Prompt: Would you please return every line from the listing that contains the word "icon"?

Input for this task:

_____

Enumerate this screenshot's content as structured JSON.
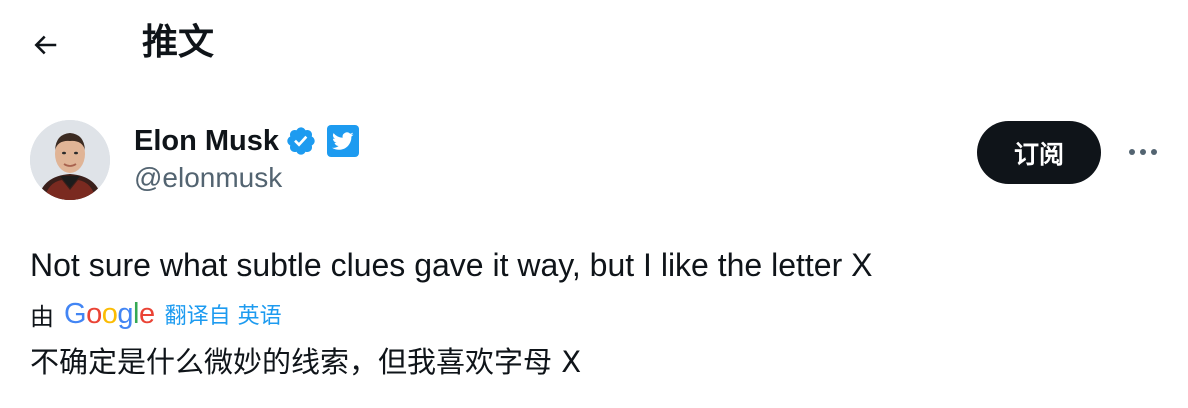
{
  "header": {
    "back_icon": "arrow-left-icon",
    "title": "推文"
  },
  "author": {
    "name": "Elon Musk",
    "handle": "@elonmusk",
    "verified_icon": "verified-badge-icon",
    "affiliate_icon": "twitter-bird-icon",
    "avatar": "avatar-photo"
  },
  "actions": {
    "subscribe_label": "订阅",
    "more_icon": "ellipsis-icon"
  },
  "tweet": {
    "text": "Not sure what subtle clues gave it way, but I like the letter X"
  },
  "translation": {
    "prefix": "由",
    "provider_logo": {
      "letters": [
        "G",
        "o",
        "o",
        "g",
        "l",
        "e"
      ],
      "colors": [
        "#4285F4",
        "#EA4335",
        "#FBBC05",
        "#4285F4",
        "#34A853",
        "#EA4335"
      ]
    },
    "link_label": "翻译自 英语",
    "translated_text": "不确定是什么微妙的线索，但我喜欢字母 X"
  },
  "colors": {
    "text_primary": "#0f1419",
    "text_secondary": "#536471",
    "accent": "#1d9bf0",
    "button_dark": "#0f1419"
  }
}
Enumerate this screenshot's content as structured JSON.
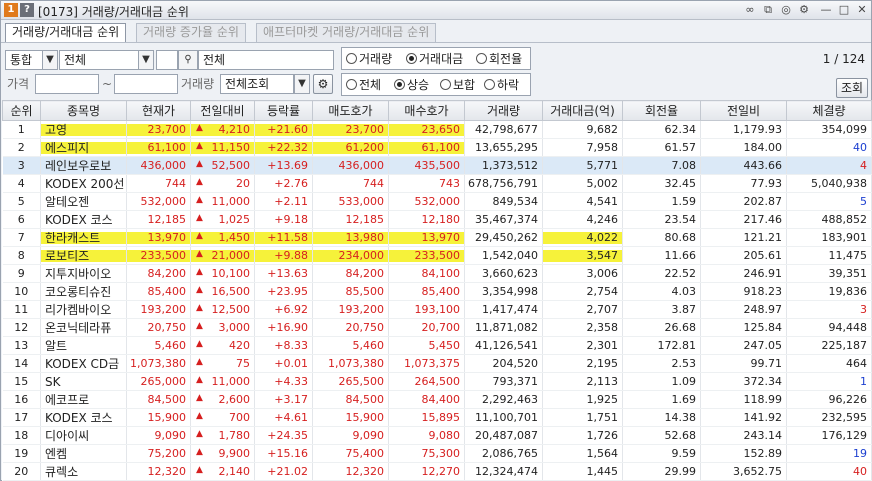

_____

The answer:
    "back_icon": "arrow-left-icon",
    "verified_icon": "verified-badge-icon",
    "affiliate_icon": "twitter-bird-icon",
    "more_icon": "ellipsis-icon"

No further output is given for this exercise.